When I’m writing this up, the distance of ten miles might not sound much, but it is in context of the whole 100 event. It takes over three hours to walk each of these sections, and when tired, that is something of a slog. I felt that the section to Whitwell Railway Station seemed to take much longer than it had when we reccied the walk a few weeks ago and things started to feel a little more difficult. There was some sort of event on at the station, which is now a heritage railway, and I was a little envious of the people sitting near the cafe having something to eat and drink after going on a two-mile stroll. A little walk like that seemed entirely sensible, right and proper, especially if there was a pub visit afterwards.

I did still remember to do the important things, such as eat food at every checkpoint that was there for me, something like five miles apart. I also kept drinking water to remain hydrated, being very grateful that this support was being offered just for me. As I approached the 80 mile mark, I did feel weary, and I pondered whether I should do my ten mile check of my feet. I decided to, but agreed with Paul that this should be the last, as there was little that I’d be able to do at the 90 mile mark, and it was more hassle than it was perhaps worth taking the time to faff about doing that. There was something quite satisfying about knowing at 80 miles that the next time I’d be checking my feet was when I got back home and it was all over.

I’m not sure that I was always entirely coherent during this stage of the walk, although I sometimes wonder that in general life to be honest. I do remember forgetting the end of the sentence that I had started, although I reminded myself that I was now aged over 30 and these things were inevitable at the best of times. But thanks to Paul for bearing with me, it was all very useful.

The reaching 80 miles worried me though, as I realised that I still had 20 miles left to do. I knew that as a percentage of the walk that it wasn’t very much, but it was still effectively 7 hours of walking and that’s a lot when you’re tired. So, I devised one of my plans, which are usually bloody awful, but this was a good one. I decided that from 80 to 85 miles I’d listen to music, and then I’d get Pro Plus (which Richard had kindly volunteered to locate for me) as a little treat at 85 miles to last me to 90 miles. I hadn’t had any caffeine, painkillers, alcohol or energy drinks of any kind, and nor had I even needed a blister plaster. So, I thought a little pick-me-up at 85 miles would be a good plan, and I was pleased with my new strategy. At least it was something to help get me through what was looking to be the tough 80 to 90 mile section, and also meant that Chelle and Paul could celebrate a well-deserved birthday lunch.

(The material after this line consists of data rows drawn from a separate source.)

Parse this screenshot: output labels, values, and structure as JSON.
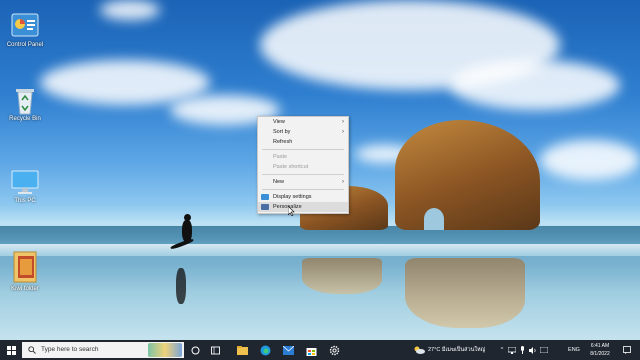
{
  "desktop": {
    "icons": [
      {
        "label": "Control Panel",
        "icon": "control-panel-icon"
      },
      {
        "label": "Recycle Bin",
        "icon": "recycle-bin-icon"
      },
      {
        "label": "This PC",
        "icon": "this-pc-icon"
      },
      {
        "label": "Kiwi folder",
        "icon": "folder-icon"
      }
    ]
  },
  "context_menu": {
    "items": [
      {
        "label": "View",
        "has_submenu": true,
        "enabled": true
      },
      {
        "label": "Sort by",
        "has_submenu": true,
        "enabled": true
      },
      {
        "label": "Refresh",
        "has_submenu": false,
        "enabled": true
      },
      {
        "label": "Paste",
        "has_submenu": false,
        "enabled": false
      },
      {
        "label": "Paste shortcut",
        "has_submenu": false,
        "enabled": false
      },
      {
        "label": "New",
        "has_submenu": true,
        "enabled": true
      },
      {
        "label": "Display settings",
        "has_submenu": false,
        "enabled": true,
        "icon": "display-settings-icon"
      },
      {
        "label": "Personalize",
        "has_submenu": false,
        "enabled": true,
        "icon": "personalize-icon",
        "hovered": true
      }
    ],
    "submenu_arrow": "›"
  },
  "taskbar": {
    "search_placeholder": "Type here to search",
    "weather": "27°C มีเมฆเป็นส่วนใหญ่",
    "language": "ENG",
    "time": "6:41 AM",
    "date": "8/1/2022",
    "apps": [
      "task-view-icon",
      "widgets-icon",
      "file-explorer-icon",
      "edge-icon",
      "mail-icon",
      "store-icon",
      "settings-icon"
    ]
  },
  "colors": {
    "taskbar_bg": "#1f2630",
    "menu_bg": "#f2f2f2",
    "accent": "#0078d7"
  }
}
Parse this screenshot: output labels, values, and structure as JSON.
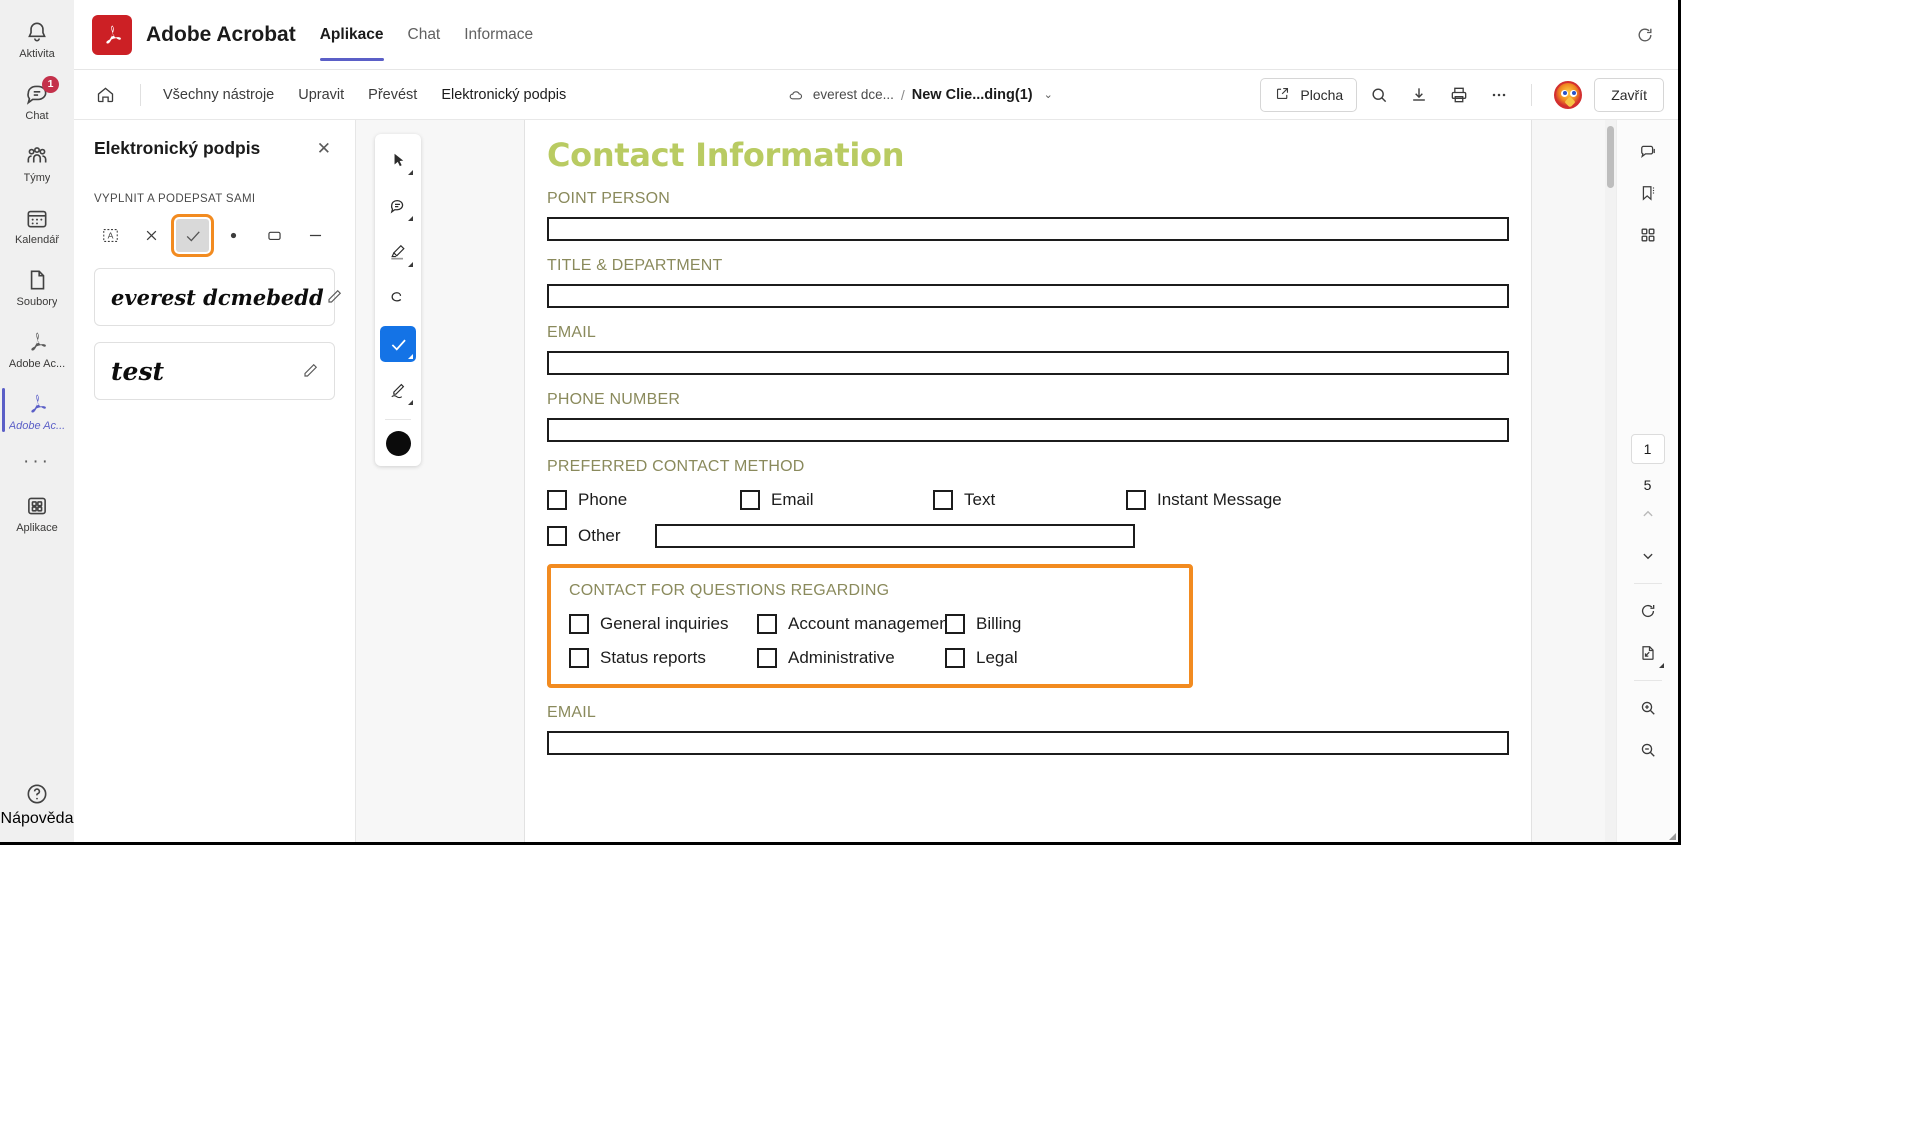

What happened between 80 and 90 miles didn’t quite go to the plan that I had carefully devised (well, quickly botched together)……